Southern Thailand – Back to the Beaches
Because many of our Panama memories with Judy and Jon involved the beaches, we knew we had to get back to the beach together. They chose Railay beach: a secluded peninsula only reachable by the famous long tailed boats surrounded by tall jungle covered pinnacles (often jutting straight out of the water). This is truly a world class beach with a super laid back vibe.
For 6 days we just explored the beaches of Railay, usually stopping for a few hours to lay in the sand, get a fresh coconut and fill it with rum, and cool down in the gentle blue ocean. Life was good! One day we took the kayaks out to explore the couple hundred foot high limestone cliffs around the area. For our unforgettable Christmas we took a boat tour to several nearby islands complete with snorkeling, dinner, and even a chance to jump in the water at night and experience the bioluminescence (something we first encountered in Vieques, Puerto Rico). We also took a boat to the nearby town, Ao Nang, to see their local food market and do some shopping.

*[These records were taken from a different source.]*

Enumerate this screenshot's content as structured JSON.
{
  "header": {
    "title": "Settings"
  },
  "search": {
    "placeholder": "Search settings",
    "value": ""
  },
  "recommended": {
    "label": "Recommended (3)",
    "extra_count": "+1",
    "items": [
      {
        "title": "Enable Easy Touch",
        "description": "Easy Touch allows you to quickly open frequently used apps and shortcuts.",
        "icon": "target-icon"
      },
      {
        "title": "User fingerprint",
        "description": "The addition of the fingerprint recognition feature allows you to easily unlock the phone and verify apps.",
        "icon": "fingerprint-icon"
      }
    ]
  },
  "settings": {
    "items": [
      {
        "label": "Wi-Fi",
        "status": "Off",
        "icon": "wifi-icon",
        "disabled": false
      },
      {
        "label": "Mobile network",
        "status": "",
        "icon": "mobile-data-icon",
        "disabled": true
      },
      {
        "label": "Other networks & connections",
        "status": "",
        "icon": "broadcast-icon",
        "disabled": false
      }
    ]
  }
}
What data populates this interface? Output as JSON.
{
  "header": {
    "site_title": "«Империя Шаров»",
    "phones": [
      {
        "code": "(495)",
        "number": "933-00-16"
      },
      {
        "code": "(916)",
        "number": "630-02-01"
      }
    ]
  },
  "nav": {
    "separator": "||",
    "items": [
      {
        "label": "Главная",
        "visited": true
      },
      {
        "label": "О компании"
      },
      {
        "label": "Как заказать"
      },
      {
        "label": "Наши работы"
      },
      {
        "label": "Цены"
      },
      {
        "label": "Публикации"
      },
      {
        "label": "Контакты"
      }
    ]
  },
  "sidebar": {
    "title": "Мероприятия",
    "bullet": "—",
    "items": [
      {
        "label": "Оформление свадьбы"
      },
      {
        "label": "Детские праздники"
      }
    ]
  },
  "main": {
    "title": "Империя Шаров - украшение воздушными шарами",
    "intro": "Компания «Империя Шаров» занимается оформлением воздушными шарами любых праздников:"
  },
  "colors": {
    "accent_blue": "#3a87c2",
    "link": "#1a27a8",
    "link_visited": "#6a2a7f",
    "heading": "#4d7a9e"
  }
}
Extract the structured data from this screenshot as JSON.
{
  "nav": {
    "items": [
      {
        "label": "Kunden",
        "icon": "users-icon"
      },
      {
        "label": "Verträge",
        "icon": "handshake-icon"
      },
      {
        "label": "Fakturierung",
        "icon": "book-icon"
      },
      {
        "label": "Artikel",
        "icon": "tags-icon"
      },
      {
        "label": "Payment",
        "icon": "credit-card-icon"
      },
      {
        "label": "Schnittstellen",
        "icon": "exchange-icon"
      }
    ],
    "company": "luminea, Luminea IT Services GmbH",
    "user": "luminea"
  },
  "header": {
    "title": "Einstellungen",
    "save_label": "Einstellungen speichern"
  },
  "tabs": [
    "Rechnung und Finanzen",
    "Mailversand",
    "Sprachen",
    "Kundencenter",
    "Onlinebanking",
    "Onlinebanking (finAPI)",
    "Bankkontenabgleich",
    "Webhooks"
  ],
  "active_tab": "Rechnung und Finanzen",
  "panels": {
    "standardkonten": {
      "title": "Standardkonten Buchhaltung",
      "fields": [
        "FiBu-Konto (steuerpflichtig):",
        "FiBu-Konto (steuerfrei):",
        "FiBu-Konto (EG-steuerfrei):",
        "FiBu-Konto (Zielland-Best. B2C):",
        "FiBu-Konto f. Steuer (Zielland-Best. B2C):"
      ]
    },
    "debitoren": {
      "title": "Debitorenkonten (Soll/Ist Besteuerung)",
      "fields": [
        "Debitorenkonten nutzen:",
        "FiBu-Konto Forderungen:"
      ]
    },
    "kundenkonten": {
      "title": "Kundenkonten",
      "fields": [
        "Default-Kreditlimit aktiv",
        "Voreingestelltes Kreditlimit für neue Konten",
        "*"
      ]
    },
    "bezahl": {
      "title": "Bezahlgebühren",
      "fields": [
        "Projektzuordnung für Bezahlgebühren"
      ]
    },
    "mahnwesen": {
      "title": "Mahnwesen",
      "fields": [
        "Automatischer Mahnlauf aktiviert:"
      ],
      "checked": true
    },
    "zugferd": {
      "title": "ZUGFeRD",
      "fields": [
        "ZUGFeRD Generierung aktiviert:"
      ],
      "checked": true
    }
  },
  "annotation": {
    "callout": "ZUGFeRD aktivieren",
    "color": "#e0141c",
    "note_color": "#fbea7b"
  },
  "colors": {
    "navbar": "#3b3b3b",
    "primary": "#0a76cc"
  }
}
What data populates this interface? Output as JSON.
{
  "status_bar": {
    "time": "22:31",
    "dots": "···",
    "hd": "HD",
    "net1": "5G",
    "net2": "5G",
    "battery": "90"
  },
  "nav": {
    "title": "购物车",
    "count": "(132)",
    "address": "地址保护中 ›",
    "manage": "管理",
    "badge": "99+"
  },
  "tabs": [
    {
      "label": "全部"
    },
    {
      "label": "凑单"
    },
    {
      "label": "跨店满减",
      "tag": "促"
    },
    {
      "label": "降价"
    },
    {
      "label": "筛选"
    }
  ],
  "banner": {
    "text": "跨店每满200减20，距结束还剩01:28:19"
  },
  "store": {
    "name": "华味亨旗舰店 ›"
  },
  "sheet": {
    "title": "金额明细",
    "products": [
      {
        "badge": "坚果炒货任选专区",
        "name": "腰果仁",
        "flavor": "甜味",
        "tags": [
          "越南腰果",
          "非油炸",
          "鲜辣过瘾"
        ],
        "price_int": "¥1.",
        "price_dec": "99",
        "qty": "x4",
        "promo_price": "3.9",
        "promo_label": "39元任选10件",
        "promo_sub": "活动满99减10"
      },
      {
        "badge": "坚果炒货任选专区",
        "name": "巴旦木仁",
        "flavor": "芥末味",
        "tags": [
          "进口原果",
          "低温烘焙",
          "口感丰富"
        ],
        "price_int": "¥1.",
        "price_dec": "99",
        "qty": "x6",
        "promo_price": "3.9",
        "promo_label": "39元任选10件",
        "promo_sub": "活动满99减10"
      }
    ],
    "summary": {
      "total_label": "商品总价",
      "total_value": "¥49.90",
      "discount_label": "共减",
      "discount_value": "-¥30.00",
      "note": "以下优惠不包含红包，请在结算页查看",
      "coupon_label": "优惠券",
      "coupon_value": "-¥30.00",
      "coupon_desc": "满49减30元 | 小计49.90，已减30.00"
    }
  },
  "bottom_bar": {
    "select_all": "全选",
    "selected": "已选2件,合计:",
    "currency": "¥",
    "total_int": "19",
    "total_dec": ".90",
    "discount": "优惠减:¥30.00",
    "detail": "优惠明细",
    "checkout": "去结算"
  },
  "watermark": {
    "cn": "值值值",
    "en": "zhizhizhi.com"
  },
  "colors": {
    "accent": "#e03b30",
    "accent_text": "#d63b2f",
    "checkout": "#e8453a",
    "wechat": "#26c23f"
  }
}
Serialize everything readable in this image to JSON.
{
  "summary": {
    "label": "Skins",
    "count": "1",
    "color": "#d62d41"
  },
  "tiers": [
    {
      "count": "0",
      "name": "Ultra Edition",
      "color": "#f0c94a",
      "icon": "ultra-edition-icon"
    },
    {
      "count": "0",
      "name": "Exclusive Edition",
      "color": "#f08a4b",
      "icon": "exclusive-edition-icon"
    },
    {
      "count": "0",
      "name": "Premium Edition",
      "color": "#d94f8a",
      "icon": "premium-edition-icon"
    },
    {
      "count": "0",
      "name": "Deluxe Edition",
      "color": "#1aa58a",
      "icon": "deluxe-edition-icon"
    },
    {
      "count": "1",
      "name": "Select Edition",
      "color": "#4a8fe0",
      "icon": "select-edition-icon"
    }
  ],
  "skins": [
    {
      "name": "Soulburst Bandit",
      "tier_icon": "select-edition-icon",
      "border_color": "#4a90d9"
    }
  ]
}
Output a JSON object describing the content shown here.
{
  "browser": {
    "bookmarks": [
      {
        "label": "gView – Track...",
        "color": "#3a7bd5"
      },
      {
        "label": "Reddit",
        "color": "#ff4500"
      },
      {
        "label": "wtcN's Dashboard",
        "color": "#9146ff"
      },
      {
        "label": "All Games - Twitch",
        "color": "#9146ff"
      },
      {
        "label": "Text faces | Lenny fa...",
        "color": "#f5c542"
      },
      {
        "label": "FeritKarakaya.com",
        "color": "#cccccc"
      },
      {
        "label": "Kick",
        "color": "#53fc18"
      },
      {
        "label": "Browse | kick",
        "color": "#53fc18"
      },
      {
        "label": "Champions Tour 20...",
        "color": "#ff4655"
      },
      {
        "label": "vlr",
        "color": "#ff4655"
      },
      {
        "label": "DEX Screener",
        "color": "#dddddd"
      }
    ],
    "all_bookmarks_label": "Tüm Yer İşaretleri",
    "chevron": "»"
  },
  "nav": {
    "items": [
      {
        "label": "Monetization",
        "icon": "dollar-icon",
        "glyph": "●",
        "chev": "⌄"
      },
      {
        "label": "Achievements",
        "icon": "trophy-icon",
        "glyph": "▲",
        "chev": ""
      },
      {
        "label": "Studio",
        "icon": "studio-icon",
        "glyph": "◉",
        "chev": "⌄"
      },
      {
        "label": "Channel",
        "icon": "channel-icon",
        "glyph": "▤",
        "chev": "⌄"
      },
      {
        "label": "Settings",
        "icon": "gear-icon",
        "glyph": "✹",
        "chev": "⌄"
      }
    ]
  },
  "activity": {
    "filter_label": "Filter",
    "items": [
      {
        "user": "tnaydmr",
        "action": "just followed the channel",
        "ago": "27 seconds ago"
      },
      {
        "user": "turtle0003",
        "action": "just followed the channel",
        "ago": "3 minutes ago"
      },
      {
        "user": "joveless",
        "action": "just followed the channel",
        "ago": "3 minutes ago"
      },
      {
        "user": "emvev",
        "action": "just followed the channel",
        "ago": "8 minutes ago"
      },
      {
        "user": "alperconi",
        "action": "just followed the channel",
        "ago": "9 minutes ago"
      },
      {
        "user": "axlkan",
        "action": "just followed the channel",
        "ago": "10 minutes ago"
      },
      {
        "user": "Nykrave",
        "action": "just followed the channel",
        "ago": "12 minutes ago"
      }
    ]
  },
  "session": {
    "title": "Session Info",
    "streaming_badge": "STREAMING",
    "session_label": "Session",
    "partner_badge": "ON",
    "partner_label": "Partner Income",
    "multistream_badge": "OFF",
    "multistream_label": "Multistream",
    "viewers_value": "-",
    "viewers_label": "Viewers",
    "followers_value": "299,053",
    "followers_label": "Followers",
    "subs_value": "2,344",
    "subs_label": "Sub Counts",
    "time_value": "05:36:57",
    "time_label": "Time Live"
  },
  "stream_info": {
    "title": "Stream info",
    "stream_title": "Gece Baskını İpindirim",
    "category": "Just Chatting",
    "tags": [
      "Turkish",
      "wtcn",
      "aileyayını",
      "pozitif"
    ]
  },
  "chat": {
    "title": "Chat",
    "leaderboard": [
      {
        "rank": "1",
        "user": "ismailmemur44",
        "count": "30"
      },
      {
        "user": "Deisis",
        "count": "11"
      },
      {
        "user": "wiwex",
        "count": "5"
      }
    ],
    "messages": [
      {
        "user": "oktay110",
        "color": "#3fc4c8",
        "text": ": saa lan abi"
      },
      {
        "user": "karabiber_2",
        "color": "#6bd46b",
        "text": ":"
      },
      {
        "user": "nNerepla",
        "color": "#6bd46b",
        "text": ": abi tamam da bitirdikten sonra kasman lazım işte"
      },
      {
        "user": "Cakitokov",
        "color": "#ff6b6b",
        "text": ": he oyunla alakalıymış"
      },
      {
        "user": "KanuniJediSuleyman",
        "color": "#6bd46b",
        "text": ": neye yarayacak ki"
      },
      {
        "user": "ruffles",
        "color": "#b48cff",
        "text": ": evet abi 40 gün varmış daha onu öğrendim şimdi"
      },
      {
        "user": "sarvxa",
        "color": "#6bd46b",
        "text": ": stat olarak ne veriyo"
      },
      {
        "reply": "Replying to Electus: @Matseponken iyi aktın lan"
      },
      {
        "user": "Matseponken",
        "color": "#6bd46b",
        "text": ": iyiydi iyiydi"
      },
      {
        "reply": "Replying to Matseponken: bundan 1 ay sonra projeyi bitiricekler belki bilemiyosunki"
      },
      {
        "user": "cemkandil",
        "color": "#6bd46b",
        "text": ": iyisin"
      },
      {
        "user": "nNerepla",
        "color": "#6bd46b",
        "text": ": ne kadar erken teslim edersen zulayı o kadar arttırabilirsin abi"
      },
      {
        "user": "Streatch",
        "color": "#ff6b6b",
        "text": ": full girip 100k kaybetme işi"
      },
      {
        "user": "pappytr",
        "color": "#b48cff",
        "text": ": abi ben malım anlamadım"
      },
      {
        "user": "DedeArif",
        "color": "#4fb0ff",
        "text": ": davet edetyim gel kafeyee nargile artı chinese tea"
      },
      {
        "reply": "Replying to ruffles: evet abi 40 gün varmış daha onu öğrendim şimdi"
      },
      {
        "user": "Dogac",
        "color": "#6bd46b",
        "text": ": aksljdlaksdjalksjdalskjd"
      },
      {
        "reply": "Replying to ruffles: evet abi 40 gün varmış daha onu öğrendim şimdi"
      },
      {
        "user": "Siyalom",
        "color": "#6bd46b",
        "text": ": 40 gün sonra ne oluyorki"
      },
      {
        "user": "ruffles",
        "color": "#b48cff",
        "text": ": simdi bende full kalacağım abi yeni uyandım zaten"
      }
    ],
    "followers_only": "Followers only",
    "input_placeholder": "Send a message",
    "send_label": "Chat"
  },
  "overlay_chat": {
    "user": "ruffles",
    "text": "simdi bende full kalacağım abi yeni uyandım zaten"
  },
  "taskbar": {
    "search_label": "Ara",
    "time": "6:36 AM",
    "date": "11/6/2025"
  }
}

Sadly, they had to fly back to Japan, and we had to head to the town of Khao Lak to prepare for our next adventure. Generally, this would be a place to skip over, but it is a nice sleepy town with a walkable beach looking towards the sunset. What makes Khao Lak special is that it’s the jumping off point for the world class Scuba diving of Thailand. Audra and I are both advanced Scuba divers and we couldn’t miss the opportunity to go on our first liveaboard. A liveaboard is a boat that takes you out into the sea for several days and nights with one main purpose: to scuba dive as much as humanly possible! Since Audra’s been diving for longer than I have (she actually made me get certified specifically so we could dive on our honeymoon), she really wants to write about that experience. So look forward to our next blog where she’ll be talking about the best diving we’ve ever done, amazing people we met, and a New Year’s celebration for the ages!
Almost immediately after getting back ashore, we had one night (which we chose to party with our new diving friends) before heading to the other coast and on to the island of Koh Phangan. This place is famous for one thing: Full Moon Party. Apparently, it’s the largest beach party in the world, and it takes place every full moon. However, coupled with two nights of minimal sleep (due to unforgettable parties of our own) and the weird feeling of the world moving beneath your feet because we’d been on a rocky boat for 4 days, we chose not to attend. Big deal. What makes the party is the people anyways, in my opinion, and we didn’t know any of the people going to the party. That brings us to now. We’re in a chill beach bungalow getting some long neglected work done.
As always, thanks for reading! It really means a lot to us!
Next up: Kuala Lumpur, and Cambodia.